Facebook Must Be Held Accountable for Its Ongoing Privacy Violations
Though Facebook’s popularity has waned for years, trouble truly began for the social media giant early last year when the Cambridge Analytica scandal became public knowledge. And while it was — and still is — highly troubling to know Facebook was sharing vast amounts of Americans’ data to a firm tasked with influencing the 2016 election, it seems that scandal continues to emerge almost weekly.
Though Facebook users around the world have been increasingly abandoning their accounts to protest the website’s seemingly endless privacy violations, that isn’t enough. After all, you don’t even need to be using Facebook in order for the company to track your online behavior.

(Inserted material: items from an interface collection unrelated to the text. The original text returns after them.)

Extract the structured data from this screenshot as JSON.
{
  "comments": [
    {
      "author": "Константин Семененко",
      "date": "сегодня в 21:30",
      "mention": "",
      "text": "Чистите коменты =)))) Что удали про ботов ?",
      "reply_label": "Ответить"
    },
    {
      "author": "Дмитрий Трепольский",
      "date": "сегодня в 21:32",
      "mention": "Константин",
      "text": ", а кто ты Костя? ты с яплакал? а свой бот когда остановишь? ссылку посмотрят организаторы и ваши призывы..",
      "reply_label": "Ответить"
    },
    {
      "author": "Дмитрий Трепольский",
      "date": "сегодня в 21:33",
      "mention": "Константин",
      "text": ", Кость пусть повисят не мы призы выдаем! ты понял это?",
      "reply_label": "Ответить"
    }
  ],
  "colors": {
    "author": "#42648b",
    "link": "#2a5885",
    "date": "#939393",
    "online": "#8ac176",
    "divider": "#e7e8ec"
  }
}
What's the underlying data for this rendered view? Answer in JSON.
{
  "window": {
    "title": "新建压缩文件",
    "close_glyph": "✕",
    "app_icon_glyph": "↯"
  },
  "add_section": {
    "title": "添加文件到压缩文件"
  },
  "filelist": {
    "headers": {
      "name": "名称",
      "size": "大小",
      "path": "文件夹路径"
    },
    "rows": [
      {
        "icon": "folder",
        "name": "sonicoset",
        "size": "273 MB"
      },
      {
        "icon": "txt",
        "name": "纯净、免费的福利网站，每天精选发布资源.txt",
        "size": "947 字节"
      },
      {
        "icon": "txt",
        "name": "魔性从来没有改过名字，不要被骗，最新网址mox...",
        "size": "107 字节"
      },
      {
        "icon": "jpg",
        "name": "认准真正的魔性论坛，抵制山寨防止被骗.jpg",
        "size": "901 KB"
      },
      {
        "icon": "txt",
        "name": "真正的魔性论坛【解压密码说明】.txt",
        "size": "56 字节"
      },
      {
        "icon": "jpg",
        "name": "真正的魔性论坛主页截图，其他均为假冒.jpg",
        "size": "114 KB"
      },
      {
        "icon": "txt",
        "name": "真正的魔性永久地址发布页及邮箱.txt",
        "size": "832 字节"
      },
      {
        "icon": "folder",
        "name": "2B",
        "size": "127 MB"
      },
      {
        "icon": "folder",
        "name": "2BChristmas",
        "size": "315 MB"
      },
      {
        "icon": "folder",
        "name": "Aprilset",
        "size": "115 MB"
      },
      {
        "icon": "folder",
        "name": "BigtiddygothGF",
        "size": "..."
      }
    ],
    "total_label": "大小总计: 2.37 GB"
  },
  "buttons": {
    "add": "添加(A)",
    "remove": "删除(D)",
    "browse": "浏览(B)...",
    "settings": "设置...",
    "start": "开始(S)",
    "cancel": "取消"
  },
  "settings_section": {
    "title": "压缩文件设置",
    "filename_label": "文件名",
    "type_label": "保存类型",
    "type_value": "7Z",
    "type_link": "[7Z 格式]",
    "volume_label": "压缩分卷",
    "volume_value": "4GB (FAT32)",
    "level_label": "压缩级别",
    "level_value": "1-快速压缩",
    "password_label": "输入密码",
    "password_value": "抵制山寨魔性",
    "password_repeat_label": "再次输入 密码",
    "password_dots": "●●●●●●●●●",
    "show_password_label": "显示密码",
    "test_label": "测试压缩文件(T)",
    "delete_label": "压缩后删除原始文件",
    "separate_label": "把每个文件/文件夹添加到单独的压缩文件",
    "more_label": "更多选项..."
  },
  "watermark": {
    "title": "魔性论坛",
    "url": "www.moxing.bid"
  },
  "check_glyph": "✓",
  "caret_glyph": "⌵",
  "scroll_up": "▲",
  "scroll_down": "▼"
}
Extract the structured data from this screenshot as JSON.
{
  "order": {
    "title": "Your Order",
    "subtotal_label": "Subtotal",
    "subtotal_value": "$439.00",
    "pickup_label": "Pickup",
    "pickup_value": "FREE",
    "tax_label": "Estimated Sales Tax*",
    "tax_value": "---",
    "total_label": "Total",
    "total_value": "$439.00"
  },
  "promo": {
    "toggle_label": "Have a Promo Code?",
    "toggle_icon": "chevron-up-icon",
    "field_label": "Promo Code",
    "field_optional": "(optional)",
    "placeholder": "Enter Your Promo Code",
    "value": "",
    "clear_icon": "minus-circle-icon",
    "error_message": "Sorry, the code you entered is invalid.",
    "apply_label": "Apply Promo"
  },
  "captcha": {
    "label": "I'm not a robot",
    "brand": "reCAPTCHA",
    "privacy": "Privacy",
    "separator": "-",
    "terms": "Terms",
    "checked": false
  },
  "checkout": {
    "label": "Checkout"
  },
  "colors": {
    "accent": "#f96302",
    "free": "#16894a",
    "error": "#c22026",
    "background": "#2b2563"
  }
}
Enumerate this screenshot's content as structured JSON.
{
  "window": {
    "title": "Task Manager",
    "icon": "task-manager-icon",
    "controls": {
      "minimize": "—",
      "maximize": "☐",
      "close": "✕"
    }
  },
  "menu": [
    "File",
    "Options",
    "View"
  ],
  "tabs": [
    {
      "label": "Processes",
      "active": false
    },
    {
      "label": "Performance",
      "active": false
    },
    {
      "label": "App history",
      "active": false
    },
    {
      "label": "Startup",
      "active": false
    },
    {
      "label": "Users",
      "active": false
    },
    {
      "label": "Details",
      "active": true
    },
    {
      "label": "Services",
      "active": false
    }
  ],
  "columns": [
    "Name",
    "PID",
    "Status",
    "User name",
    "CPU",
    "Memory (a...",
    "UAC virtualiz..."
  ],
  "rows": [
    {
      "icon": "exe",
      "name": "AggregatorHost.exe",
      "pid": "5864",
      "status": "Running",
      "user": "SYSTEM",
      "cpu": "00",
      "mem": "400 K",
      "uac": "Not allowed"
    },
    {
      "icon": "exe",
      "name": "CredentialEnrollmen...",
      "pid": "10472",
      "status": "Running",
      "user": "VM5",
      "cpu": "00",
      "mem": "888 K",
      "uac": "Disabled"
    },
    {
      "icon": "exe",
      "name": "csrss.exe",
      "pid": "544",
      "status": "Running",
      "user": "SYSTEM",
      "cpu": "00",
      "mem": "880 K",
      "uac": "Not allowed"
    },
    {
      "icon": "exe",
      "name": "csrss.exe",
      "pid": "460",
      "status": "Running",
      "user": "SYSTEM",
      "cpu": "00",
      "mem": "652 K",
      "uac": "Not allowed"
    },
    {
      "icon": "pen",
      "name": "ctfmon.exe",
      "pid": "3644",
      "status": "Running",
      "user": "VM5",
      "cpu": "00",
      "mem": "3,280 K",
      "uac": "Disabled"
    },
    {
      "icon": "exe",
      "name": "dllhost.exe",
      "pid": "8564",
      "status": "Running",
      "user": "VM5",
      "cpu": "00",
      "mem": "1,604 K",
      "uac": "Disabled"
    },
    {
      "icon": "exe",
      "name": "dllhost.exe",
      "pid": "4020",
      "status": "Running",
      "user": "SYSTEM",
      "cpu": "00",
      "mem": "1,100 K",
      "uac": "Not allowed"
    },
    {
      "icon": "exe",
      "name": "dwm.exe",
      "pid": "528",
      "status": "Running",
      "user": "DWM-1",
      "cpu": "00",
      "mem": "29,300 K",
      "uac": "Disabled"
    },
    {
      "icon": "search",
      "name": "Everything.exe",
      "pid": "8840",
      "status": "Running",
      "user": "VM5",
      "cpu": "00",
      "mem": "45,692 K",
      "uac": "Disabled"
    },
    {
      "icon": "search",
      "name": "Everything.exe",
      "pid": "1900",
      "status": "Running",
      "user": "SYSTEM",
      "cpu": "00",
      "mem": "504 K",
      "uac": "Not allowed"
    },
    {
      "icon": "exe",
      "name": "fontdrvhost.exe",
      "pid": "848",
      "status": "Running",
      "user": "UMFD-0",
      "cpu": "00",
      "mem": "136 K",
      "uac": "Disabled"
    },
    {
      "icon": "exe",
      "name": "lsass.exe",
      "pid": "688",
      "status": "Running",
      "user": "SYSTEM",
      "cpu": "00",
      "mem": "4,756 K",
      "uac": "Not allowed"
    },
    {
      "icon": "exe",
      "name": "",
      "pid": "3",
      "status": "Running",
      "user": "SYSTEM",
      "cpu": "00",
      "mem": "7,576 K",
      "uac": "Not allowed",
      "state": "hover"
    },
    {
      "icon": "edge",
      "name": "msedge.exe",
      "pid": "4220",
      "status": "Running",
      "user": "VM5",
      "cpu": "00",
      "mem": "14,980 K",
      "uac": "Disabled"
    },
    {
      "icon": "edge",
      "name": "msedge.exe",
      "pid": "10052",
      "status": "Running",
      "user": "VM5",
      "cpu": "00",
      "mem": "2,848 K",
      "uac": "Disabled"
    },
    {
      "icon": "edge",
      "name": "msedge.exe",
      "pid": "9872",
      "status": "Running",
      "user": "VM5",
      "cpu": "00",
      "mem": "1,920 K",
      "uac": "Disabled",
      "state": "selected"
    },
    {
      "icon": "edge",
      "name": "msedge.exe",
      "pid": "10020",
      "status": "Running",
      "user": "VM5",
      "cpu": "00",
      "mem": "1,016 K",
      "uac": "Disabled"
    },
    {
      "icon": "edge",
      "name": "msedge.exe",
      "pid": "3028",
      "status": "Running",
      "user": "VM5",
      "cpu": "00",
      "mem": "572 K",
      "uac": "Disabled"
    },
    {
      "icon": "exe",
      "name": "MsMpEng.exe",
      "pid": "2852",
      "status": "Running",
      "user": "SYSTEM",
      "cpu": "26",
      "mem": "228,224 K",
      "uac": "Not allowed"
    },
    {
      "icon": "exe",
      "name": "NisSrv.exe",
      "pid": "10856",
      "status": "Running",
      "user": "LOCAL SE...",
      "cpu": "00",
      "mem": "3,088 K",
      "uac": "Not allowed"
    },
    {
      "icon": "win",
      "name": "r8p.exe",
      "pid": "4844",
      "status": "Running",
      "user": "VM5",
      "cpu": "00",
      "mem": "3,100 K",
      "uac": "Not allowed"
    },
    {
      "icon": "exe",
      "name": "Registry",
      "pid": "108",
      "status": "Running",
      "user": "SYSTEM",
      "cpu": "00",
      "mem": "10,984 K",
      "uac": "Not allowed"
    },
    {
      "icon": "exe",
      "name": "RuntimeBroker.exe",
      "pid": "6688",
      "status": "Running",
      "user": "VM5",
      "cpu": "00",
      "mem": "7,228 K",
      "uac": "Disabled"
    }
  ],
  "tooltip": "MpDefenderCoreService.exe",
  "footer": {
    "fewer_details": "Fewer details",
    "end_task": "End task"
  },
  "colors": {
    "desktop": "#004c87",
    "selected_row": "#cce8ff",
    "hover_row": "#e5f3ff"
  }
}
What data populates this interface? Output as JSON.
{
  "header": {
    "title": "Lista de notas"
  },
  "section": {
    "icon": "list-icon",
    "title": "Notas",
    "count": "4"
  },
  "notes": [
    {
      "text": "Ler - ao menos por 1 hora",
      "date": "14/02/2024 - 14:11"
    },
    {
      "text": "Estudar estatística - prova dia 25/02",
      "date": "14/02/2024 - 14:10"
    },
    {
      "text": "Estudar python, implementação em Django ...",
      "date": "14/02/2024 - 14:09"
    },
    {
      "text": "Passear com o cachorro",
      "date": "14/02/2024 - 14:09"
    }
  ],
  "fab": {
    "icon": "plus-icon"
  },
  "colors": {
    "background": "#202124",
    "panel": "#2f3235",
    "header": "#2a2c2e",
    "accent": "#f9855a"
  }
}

The true extent of this monitoring recently came to light, thanks to a new report based on an independent investigation by Privacy International, a UK privacy advocacy charity. While other investigations found that browser-based tracking was being conducted on both those logged out of Facebook or not registered with the website at all, this is the first look at how app users are being tracked and to what extent.
According to the report, more than 42 percent of free Android apps had the ability to share user information with Facebook. This is because many apps are built using Facebook’s proprietary software development kit, or SDK. Though apps using this SDK are able to transmit data, do they?
At different times, Privacy International examined 34 highly popular Android apps with between 10 and 500 million users, finding that at least three in five regularly send user information to Facebook. As worrying as that may be, the range of details being shared has serious implications. This involves tracking details about other behavior aimed at creating a detailed user profile.
Other apps installed by a given person can be reported and tracked, ultimately revealing much about a person. For example, a person with a prayer app, a job search app and a children’s app could be identified as a religious, job-seeking parent. More detailed tracking of how these apps are used can reveal even more information.
While Facebook claims that anyone has the ability to opt out of this type of tracking, the Privacy International report found that the information being shared appeared to change very little, if at all, after officially opting out.
This is hardly the only way Facebook tracks people. One of the more innovative — but deeply alarming — tactics recently uncovered uses an algorithm which relies on analyzing flecks of dust or scratches on a camera lens to determine social connections and location.
For example, if one user shared their photographs with a friend, who then uploaded them to Facebook, a comparison of dust and scratch patterns could be performed to determine whether they were taken by a particular camera. And, in turn, the photos could be linked to a specific person based on other uploaded photographs taken by that device.
Similarly, Facebook has the ability to analyze and compare geo-location and gyroscope data to determine if two individuals are likely to know or even have simply encountered each each other; for example, doing so could show that certain people were walking together or were introduced at a bar and shared a conversation.
Facebook says that while these methods have been patented, they haven’t actually been implemented — but by now it would be rather naive to take the social media company at its word.
Not only is Facebook mining user and non-user data alike, but it’s also been grossly negligent about protecting this data. In September, it became public knowledge that 50 million users had their data compromised.
That’s not a problem for Facebook, however, thanks to the massive amount of money the company is raking in by selling this sensitive data to everyone from Microsoft to Netflix to Russia’s Yandex search service.